The TV is to the left facing our very-not-comfortable couch. Also we named the overly friendly looking character in that painting "Ernesto"

Our place is just at the foot of a big hill that overlooks Antigua.  I think we posted a picture from there last time, there's a big cross there.  We walk up there sometimes.  There's a really nice path through the forest, everything is green and quiet.  I really like it.  Its kind of steep, so its a good workout for my calves and butt.  About a block down the hill from us is a fresh fruit stand where we can buy pineapples and bananas.  Its amazing how cheap the fresh produce is.  I bought a pineapple yesterday for what would be about 35 cents.  There's also a bakery where we buy fresh bread every day or so (they have this delicious bread that is just the perfect amount of sweetness) and a convenience store where we can get stuff if we need it quick.  Most of our shopping is done at the market, but that's another post.  Let's see if I can't find how to put some pictures up now...

The little park just outside our place.  There's at lest two or three couples making out in it at any given moment.

Our apartment is through that little door, down a hallway, and in the back of the courtyard.

Sunday, September 19, 2010

First Week in Guatemala

It's been one week since our arrival in Antigua, and we can't believe how much we have accomplished!

1. Becky started Monday and worked a full week (well, almost full, besides the national holiday) at her organization, Nuestros Ahijados.

2. Ben found two steady piano gigs, one at Cafe Flor (a Thai restaurant owned by a Salvadorian) where he played Thursday night and the second at Cafe No Se, where he starts this coming Wednesday.

3. Ben signed up for a three-week intensive Spanish language class with the Guatebuena language school, where he starts four-hour days this Monday.

4. Ben and Becky found a great little apartment and moved out of their host family's house and into their new space on Saturday.

5. We celebrated Guatemalan Independence Day (Tuesday, Wednesday, the parades might have gone on even through Thursday...)!

There will be plenty of time to tell you all about our new city in more detail.
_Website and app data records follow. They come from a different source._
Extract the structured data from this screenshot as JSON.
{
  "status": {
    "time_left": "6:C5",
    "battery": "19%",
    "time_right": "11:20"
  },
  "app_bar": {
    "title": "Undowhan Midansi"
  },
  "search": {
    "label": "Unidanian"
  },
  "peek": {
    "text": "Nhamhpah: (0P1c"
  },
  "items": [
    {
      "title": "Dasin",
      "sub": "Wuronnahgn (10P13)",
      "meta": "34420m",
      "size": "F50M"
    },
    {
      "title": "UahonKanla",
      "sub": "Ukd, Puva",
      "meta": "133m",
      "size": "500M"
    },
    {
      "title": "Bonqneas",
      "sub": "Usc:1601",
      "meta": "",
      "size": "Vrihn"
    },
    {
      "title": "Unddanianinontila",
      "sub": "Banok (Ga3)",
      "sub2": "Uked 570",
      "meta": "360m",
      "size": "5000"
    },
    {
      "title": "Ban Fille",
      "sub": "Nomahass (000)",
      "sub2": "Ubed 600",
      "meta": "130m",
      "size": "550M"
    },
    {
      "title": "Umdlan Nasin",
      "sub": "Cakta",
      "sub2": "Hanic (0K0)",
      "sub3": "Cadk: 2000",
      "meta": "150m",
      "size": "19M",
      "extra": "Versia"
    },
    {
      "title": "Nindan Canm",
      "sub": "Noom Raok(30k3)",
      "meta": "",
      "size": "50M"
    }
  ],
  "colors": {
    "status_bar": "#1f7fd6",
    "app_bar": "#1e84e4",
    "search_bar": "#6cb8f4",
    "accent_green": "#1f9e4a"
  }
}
For now, a few pictures from this very busy whirlwind of a first week.

Dropped off at the airport in Milwaukee... no turning back now!

The view from La Cruz de someone we can't remember. You hike up stairs through gorgeous green forest and get a great view of Antigua, looking south towards Volcan de Agua ("Water Volcano").

A school band (mostly drums and xylophones) during the children's Independence Day parade on Tuesday.

HUGE crowds (including many who made the trip from Guatemala City) watching the day-long parades and festivities on Wednesday, Guatemala's Dia de la Independencia or Independence Day. 

The sign outside Ben's "first international music gig." Some Nuestros Ahijados volunteers showed up and we ended the night with a great rendition of Bohemian Rhapsody. Afterward, the owner played some piano pieces he wrote and some latin duets with his wife on vocals. Another perk: free drinks and meal for Ben and half-price drinks for Becky courtesy of the owner. Hurray!